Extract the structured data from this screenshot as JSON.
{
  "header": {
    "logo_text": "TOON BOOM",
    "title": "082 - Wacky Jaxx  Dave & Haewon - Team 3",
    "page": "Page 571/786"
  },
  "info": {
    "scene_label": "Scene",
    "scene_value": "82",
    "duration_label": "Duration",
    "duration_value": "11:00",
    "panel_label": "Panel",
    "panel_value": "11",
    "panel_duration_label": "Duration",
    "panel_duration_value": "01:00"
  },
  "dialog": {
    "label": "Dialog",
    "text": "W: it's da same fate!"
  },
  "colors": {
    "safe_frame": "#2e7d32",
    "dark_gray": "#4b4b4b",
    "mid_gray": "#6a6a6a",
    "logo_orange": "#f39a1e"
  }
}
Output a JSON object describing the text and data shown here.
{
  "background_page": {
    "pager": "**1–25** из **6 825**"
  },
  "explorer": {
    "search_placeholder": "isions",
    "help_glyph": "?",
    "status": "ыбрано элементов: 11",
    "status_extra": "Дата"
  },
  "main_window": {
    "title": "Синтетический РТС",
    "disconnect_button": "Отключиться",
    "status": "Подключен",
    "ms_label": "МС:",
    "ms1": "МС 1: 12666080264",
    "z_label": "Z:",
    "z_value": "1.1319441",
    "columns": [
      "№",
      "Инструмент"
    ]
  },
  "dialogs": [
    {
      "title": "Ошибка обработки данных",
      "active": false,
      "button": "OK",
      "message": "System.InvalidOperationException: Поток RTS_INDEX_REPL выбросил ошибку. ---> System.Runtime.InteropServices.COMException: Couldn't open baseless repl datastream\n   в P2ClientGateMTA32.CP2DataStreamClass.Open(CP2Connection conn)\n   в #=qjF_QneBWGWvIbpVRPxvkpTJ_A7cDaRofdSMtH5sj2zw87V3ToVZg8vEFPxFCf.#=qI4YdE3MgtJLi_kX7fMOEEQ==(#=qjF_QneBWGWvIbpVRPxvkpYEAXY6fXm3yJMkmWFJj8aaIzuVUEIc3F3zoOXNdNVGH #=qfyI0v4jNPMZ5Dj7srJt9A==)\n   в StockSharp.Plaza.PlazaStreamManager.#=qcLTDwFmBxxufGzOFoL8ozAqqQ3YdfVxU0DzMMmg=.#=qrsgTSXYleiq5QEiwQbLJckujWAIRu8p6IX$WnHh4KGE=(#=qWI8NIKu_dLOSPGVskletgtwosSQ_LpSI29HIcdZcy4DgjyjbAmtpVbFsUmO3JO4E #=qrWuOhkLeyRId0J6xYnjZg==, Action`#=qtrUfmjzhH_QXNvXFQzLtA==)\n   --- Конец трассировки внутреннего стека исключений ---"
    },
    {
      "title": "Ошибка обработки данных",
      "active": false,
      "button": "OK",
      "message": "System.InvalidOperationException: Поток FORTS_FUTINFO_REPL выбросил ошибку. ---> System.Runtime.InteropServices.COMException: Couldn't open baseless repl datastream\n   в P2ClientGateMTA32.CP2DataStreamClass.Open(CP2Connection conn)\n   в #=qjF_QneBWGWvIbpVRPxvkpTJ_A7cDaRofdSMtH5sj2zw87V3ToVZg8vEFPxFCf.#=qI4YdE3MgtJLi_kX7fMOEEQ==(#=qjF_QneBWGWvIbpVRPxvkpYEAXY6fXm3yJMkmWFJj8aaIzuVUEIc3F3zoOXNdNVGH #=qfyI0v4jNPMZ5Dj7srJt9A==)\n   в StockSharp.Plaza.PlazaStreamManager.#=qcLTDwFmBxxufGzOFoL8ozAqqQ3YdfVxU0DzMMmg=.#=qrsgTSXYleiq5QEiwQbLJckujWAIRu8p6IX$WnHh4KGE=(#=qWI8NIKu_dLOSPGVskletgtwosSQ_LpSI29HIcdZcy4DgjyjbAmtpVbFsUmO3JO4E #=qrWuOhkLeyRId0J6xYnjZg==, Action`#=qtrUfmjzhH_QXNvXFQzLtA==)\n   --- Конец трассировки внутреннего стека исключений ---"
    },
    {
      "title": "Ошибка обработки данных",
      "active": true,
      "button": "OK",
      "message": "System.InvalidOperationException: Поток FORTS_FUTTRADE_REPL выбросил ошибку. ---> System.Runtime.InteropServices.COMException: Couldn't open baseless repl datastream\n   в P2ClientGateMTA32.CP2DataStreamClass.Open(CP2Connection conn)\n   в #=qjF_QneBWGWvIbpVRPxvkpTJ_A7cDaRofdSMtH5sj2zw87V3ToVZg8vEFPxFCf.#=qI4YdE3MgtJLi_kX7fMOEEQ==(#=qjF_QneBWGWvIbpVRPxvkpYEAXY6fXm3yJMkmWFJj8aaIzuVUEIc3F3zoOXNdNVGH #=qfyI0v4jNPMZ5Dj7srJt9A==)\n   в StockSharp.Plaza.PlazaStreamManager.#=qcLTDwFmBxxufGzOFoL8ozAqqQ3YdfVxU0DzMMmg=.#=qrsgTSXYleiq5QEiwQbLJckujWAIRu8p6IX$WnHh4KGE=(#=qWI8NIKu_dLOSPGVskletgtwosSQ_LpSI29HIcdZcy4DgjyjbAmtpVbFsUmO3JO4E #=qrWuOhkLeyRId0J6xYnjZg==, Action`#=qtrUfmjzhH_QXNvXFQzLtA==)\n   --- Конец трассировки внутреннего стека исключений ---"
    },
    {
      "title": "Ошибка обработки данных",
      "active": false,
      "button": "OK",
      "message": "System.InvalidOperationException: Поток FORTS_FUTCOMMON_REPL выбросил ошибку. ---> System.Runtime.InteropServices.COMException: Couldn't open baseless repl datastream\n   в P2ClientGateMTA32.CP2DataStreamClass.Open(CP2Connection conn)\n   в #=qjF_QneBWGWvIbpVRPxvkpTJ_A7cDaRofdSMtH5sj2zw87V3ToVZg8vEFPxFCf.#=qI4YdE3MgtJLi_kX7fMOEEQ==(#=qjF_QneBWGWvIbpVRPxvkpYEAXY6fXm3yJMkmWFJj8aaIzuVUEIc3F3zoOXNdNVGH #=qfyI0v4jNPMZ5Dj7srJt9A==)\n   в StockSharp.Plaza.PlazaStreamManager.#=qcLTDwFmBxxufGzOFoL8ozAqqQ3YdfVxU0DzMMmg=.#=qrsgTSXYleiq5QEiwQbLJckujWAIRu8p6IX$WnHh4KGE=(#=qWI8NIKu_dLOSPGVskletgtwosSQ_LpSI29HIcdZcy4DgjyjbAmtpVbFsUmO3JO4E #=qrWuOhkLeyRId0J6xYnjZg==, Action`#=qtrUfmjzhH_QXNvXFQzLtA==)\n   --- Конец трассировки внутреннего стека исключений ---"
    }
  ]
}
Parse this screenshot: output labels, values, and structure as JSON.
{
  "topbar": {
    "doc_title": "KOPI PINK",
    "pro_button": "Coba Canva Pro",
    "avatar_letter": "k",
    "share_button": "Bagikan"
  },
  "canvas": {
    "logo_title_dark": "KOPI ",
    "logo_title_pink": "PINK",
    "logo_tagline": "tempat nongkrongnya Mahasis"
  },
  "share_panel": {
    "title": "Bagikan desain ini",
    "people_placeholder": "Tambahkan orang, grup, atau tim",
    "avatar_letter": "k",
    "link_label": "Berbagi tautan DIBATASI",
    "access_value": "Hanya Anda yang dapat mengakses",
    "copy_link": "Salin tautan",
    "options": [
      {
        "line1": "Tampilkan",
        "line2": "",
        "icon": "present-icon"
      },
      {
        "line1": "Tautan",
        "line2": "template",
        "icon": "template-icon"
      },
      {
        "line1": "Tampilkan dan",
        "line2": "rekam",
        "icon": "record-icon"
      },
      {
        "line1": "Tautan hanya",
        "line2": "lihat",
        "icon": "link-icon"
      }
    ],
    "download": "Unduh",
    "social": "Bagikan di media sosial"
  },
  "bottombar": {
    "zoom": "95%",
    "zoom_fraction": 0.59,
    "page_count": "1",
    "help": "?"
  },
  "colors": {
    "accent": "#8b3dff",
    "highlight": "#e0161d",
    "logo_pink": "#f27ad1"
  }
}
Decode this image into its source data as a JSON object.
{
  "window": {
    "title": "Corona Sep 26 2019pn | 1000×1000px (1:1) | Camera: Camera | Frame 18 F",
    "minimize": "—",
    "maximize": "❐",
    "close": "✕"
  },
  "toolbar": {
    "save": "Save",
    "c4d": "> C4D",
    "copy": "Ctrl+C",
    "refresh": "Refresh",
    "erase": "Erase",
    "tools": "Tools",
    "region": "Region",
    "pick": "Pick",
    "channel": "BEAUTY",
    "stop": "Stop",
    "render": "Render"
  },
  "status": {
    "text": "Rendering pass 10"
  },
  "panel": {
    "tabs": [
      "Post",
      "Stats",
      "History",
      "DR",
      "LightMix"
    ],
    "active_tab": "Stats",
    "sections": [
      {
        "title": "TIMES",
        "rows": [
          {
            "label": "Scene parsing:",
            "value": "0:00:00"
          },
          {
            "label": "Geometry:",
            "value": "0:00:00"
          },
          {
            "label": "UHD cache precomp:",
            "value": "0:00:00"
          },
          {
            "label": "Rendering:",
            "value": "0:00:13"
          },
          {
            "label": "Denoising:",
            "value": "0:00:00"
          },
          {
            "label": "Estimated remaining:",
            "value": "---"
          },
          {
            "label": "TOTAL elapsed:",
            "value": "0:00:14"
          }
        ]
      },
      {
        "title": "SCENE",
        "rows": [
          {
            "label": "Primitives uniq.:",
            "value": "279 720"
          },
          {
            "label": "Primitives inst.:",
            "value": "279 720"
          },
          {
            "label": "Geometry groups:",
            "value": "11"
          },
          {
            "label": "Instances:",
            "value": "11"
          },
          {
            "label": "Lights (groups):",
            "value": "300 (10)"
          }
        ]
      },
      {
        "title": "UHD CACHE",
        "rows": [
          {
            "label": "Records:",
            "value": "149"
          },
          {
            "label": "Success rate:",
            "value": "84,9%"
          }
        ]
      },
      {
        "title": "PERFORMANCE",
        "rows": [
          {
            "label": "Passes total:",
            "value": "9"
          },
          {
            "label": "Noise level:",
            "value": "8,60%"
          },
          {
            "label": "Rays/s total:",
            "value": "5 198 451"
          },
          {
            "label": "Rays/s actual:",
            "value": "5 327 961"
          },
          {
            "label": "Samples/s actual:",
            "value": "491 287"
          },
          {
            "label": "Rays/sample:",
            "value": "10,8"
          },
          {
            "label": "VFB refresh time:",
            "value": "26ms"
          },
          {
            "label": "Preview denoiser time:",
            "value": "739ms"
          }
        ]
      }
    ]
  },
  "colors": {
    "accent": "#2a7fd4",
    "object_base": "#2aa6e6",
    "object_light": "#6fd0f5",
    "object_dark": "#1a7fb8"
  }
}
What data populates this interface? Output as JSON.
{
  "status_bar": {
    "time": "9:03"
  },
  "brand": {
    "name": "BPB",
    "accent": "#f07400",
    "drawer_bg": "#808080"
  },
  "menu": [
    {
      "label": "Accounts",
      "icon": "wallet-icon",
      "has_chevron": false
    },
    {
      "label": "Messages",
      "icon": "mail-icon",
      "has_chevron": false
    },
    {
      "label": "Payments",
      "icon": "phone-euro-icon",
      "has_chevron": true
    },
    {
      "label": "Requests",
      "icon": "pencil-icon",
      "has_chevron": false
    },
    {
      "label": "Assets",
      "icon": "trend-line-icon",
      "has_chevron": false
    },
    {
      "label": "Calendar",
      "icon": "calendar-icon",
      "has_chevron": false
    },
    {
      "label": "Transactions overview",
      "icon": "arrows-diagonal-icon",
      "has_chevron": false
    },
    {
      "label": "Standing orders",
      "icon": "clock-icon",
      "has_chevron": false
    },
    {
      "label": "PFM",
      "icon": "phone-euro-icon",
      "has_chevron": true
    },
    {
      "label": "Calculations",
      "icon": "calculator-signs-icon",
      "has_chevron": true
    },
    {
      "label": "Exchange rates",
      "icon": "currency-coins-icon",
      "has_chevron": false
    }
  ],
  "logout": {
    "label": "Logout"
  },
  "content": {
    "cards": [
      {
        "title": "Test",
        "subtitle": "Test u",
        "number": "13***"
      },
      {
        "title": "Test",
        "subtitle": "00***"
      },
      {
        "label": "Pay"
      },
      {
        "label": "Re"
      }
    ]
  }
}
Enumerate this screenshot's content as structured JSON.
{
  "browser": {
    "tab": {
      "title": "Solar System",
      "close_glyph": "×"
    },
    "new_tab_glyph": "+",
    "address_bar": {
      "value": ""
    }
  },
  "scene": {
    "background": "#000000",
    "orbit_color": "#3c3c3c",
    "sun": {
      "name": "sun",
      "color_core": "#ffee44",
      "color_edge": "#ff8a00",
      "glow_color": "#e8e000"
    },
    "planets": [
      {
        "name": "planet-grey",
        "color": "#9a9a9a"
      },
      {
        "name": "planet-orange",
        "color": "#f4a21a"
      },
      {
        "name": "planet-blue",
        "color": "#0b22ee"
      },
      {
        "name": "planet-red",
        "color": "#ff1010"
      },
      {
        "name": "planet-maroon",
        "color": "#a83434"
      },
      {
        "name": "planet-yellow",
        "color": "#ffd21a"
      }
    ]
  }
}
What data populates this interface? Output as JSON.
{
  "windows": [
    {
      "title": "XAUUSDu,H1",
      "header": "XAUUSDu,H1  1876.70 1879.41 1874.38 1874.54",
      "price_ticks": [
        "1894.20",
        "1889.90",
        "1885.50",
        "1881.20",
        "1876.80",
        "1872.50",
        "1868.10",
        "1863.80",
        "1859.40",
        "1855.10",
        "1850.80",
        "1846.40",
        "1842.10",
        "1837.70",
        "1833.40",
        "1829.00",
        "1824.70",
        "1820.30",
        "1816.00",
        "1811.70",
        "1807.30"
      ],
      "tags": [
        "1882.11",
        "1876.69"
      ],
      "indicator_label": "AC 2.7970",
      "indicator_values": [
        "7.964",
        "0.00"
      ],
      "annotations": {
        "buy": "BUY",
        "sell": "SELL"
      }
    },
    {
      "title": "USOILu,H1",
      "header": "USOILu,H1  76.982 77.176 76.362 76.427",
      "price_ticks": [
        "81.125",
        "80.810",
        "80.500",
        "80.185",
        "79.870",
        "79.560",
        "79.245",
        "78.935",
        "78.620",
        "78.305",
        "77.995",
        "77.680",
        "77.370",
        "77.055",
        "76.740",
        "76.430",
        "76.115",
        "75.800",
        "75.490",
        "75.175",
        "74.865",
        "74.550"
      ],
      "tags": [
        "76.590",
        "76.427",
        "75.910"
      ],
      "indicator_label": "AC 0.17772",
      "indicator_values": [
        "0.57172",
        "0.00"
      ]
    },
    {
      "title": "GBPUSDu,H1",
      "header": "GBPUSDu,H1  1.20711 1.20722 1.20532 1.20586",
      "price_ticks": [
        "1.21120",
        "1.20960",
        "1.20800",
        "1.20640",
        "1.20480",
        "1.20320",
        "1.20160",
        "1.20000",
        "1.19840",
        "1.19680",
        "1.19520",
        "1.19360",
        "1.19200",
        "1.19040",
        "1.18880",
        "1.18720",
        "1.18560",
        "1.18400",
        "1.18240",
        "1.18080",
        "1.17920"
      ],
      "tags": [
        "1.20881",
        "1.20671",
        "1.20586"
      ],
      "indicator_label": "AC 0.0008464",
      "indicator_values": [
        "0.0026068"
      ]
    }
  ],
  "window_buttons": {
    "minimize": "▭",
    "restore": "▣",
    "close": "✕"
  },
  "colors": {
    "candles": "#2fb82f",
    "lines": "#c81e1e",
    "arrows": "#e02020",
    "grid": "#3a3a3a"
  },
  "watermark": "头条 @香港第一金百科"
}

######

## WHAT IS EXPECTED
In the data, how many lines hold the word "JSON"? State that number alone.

## SOLUTION TO THE EXERCISE
7